    Nguyen, T ; Ngo, DT ; Tran, P ; Mendis, P ; Aye, L ; Kristombu Baduge, KS (Elsevier, 2018-06-20)

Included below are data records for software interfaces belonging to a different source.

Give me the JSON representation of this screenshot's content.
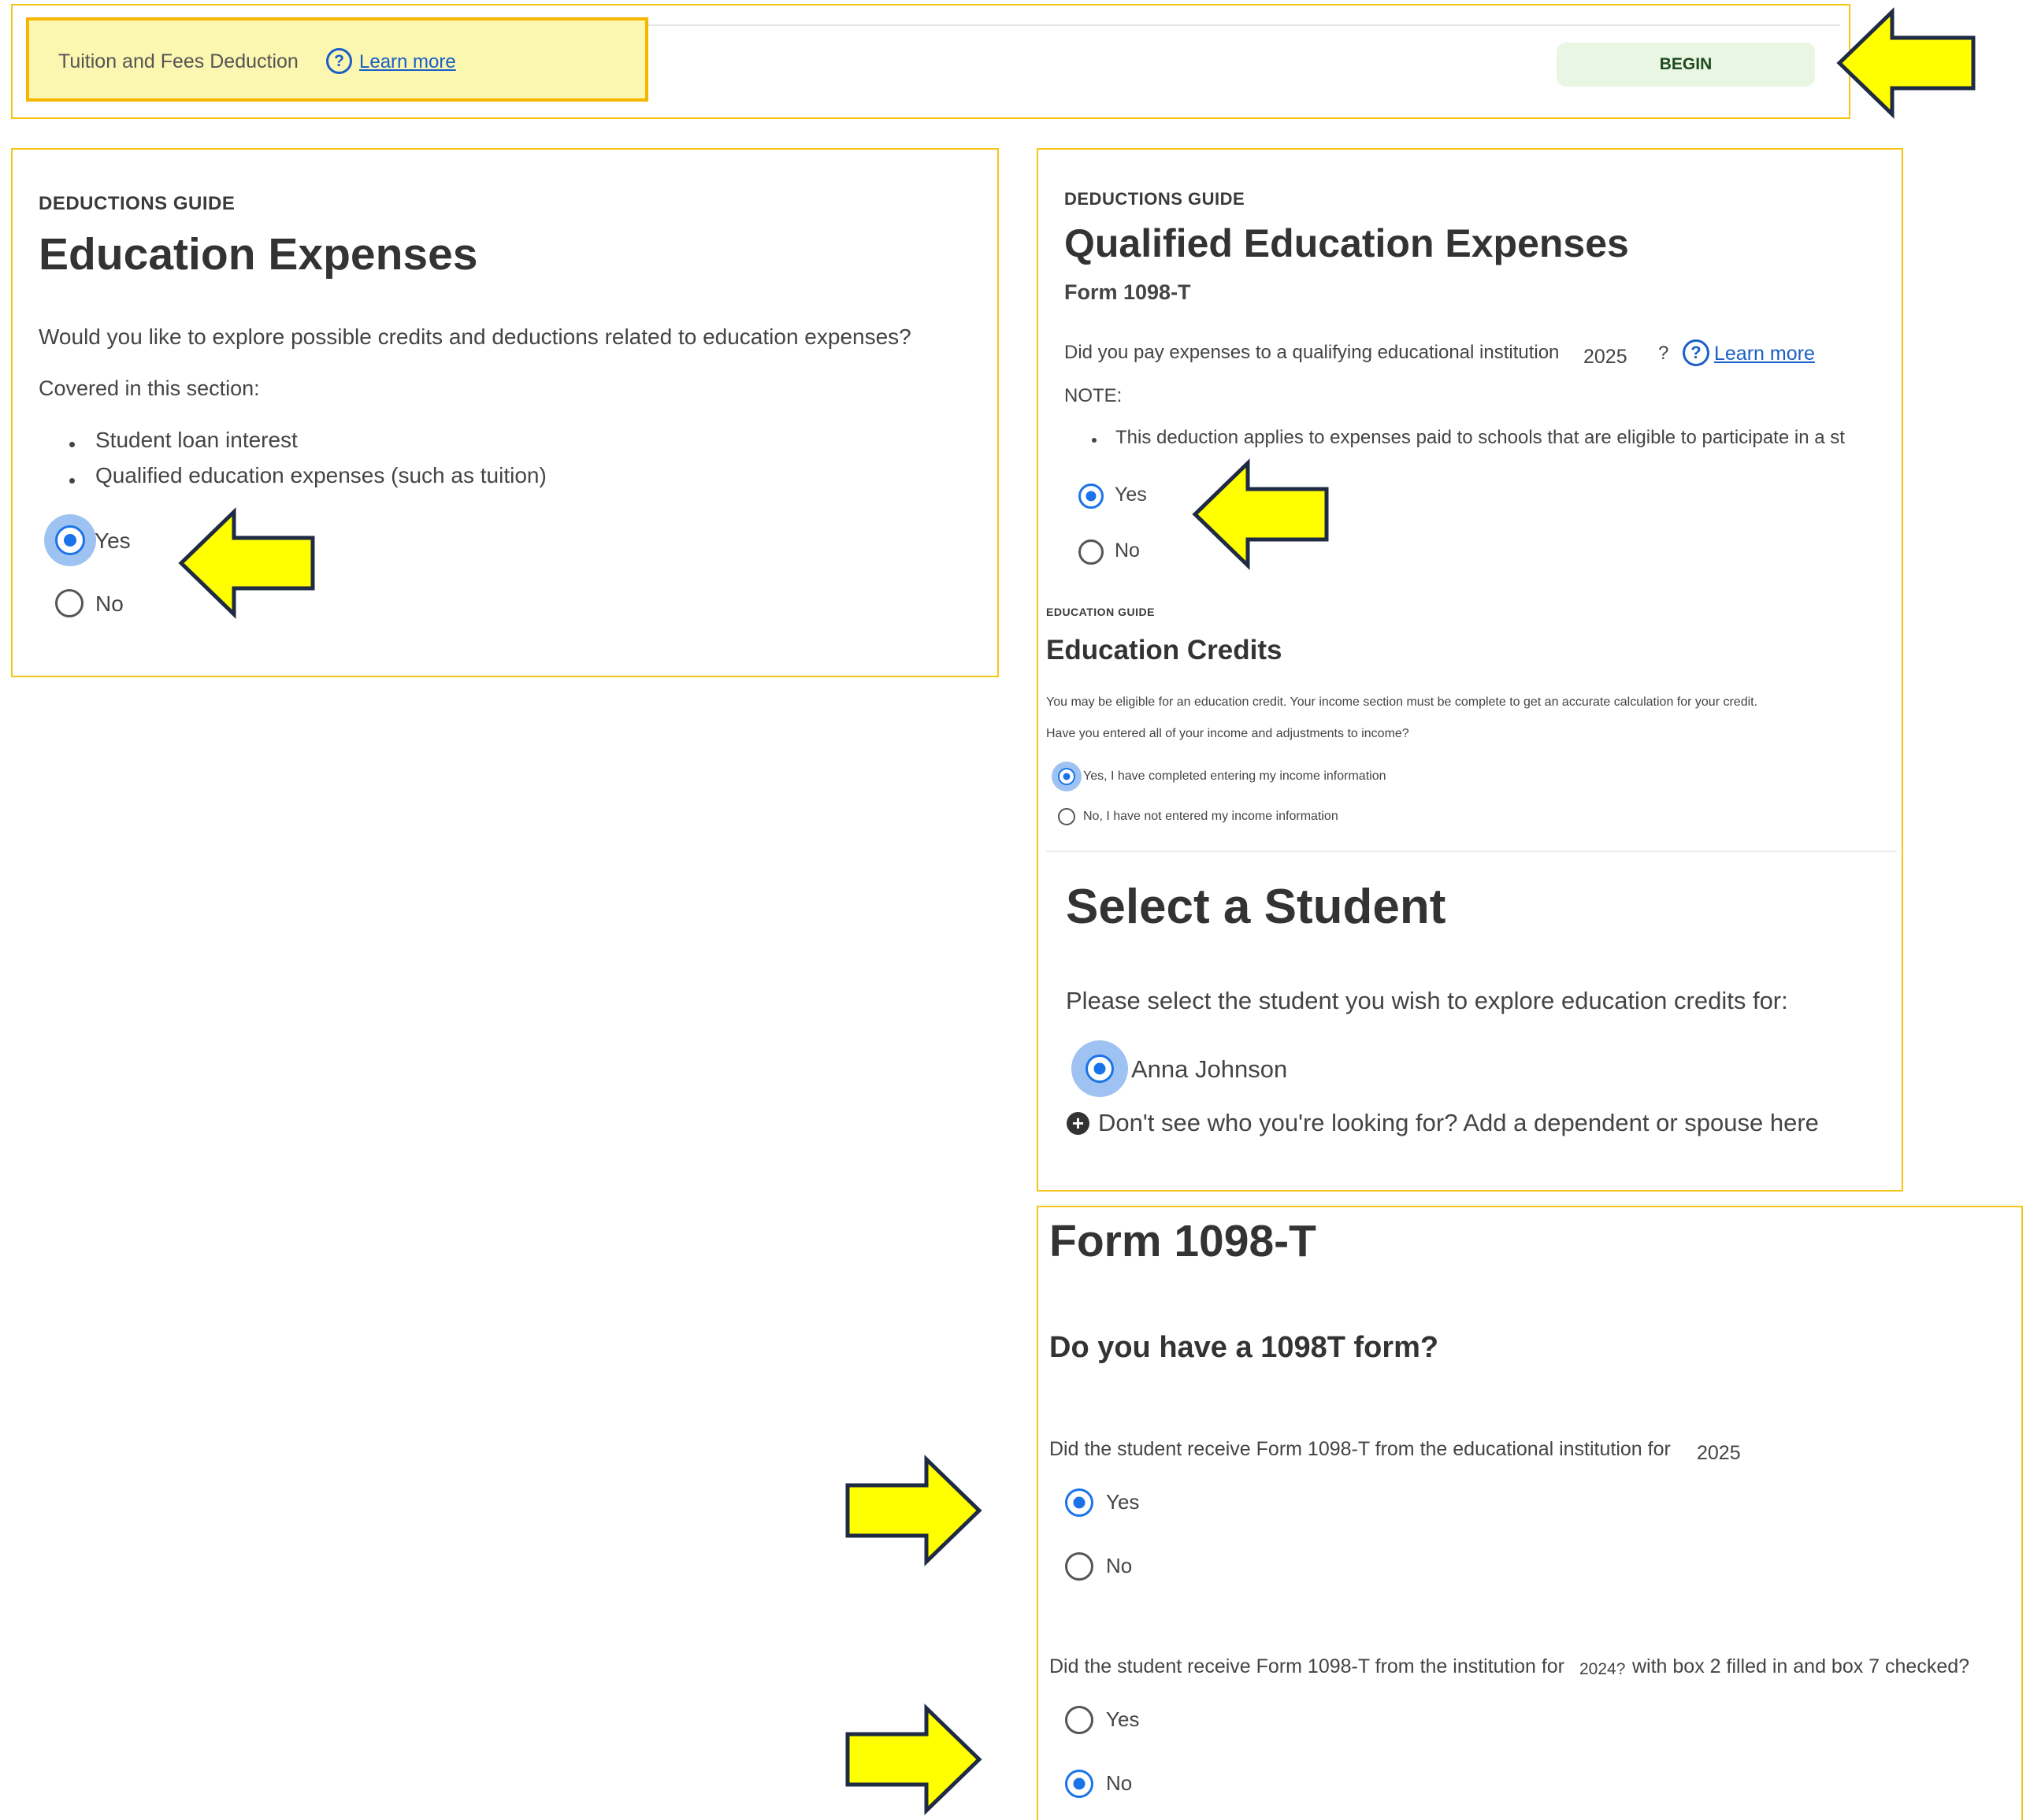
{
  "tuition_bar": {
    "label": "Tuition and Fees Deduction",
    "help_icon": "question-circle-icon",
    "learn_more": "Learn more",
    "begin_button": "BEGIN"
  },
  "education_expenses": {
    "eyebrow": "DEDUCTIONS GUIDE",
    "title": "Education Expenses",
    "question": "Would you like to explore possible credits and deductions related to education expenses?",
    "covered_label": "Covered in this section:",
    "items": [
      "Student loan interest",
      "Qualified education expenses (such as tuition)"
    ],
    "options": [
      {
        "label": "Yes",
        "selected": true
      },
      {
        "label": "No",
        "selected": false
      }
    ]
  },
  "qualified_expenses": {
    "eyebrow": "DEDUCTIONS GUIDE",
    "title": "Qualified Education Expenses",
    "subtitle": "Form 1098-T",
    "question": "Did you pay expenses to a qualifying educational institution",
    "year": "2025",
    "question_mark": "?",
    "help_icon": "question-circle-icon",
    "learn_more": "Learn more",
    "note_label": "NOTE:",
    "note_item": "This deduction applies to expenses paid to schools that are eligible to participate in a st",
    "options": [
      {
        "label": "Yes",
        "selected": true
      },
      {
        "label": "No",
        "selected": false
      }
    ]
  },
  "education_credits": {
    "eyebrow": "EDUCATION GUIDE",
    "title": "Education Credits",
    "info": "You may be eligible for an education credit. Your income section must be complete to get an accurate calculation for your credit.",
    "question": "Have you entered all of your income and adjustments to income?",
    "options": [
      {
        "label": "Yes, I have completed entering my income information",
        "selected": true
      },
      {
        "label": "No, I have not entered my income information",
        "selected": false
      }
    ]
  },
  "select_student": {
    "title": "Select a Student",
    "prompt": "Please select the student you wish to explore education credits for:",
    "student": "Anna Johnson",
    "add_link": "Don't see who you're looking for? Add a dependent or spouse here",
    "add_icon": "plus-circle-icon"
  },
  "form_1098t": {
    "title": "Form 1098-T",
    "subtitle": "Do you have a 1098T form?",
    "q1": "Did the student receive Form 1098-T from the educational institution for",
    "q1_year": "2025",
    "q1_options": [
      {
        "label": "Yes",
        "selected": true
      },
      {
        "label": "No",
        "selected": false
      }
    ],
    "q2_start": "Did the student receive Form 1098-T from the institution for",
    "q2_year": "2024?",
    "q2_end": "with box 2 filled in and box 7 checked?",
    "q2_options": [
      {
        "label": "Yes",
        "selected": false
      },
      {
        "label": "No",
        "selected": true
      }
    ]
  },
  "annotations": {
    "arrow_icon": "yellow-arrow-icon",
    "arrow_fill": "#ffff00",
    "arrow_stroke": "#1f2a44",
    "panel_border": "#f5c518"
  }
}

    Prefabricated lightweight aerated concrete (PLAC) panels provide low thermal conductivity, potentially high stiffness-to-weight ratios, cost-effective material and structural systems and rapid modular construction. These panels can be utilised as floor slabs or external walls for various applications in building construction. The fire performance of the PLAC panel is examined in this work for a particular case, namely a prefabricated emergency bushfire shelter, which is one of the key applications of PLAC panels. Since, bushfires have unique heating curves, standardised tests are not useful and the system needs to be tested in a manner such that the heat flux of an actual bush fire can be reproduced. In this study, the fire performance enhancement of dual-skin bushfire bunkers, which are comprised of lightweight concrete and base metal thickness (BMT) steel, are examined experimentally and validated numerically. The Speedpanel PLAC modular panel explored in this work is a lightweight wall system primarily used for acoustic and thermal insulation purposes. Burning experimental studies of a single panel and dual-skin bunkers are carried out on a full scale. The experimental results are compared with fire safety codes for building materials to identify the key areas for improvements. A fire dynamic numerical model has been developed in this work using the Fire Dynamics Simulator (FDS) to simulate the burning process of PLAC structures. Numerical results of heat production are presented in comparison with experimental observations for validating the computational model. The proposed numerical model is used to predict the fire performance of a dual-skin bushfire bunker, demonstrating the need to have at least two PLAC layers to ensure fire safety compliance.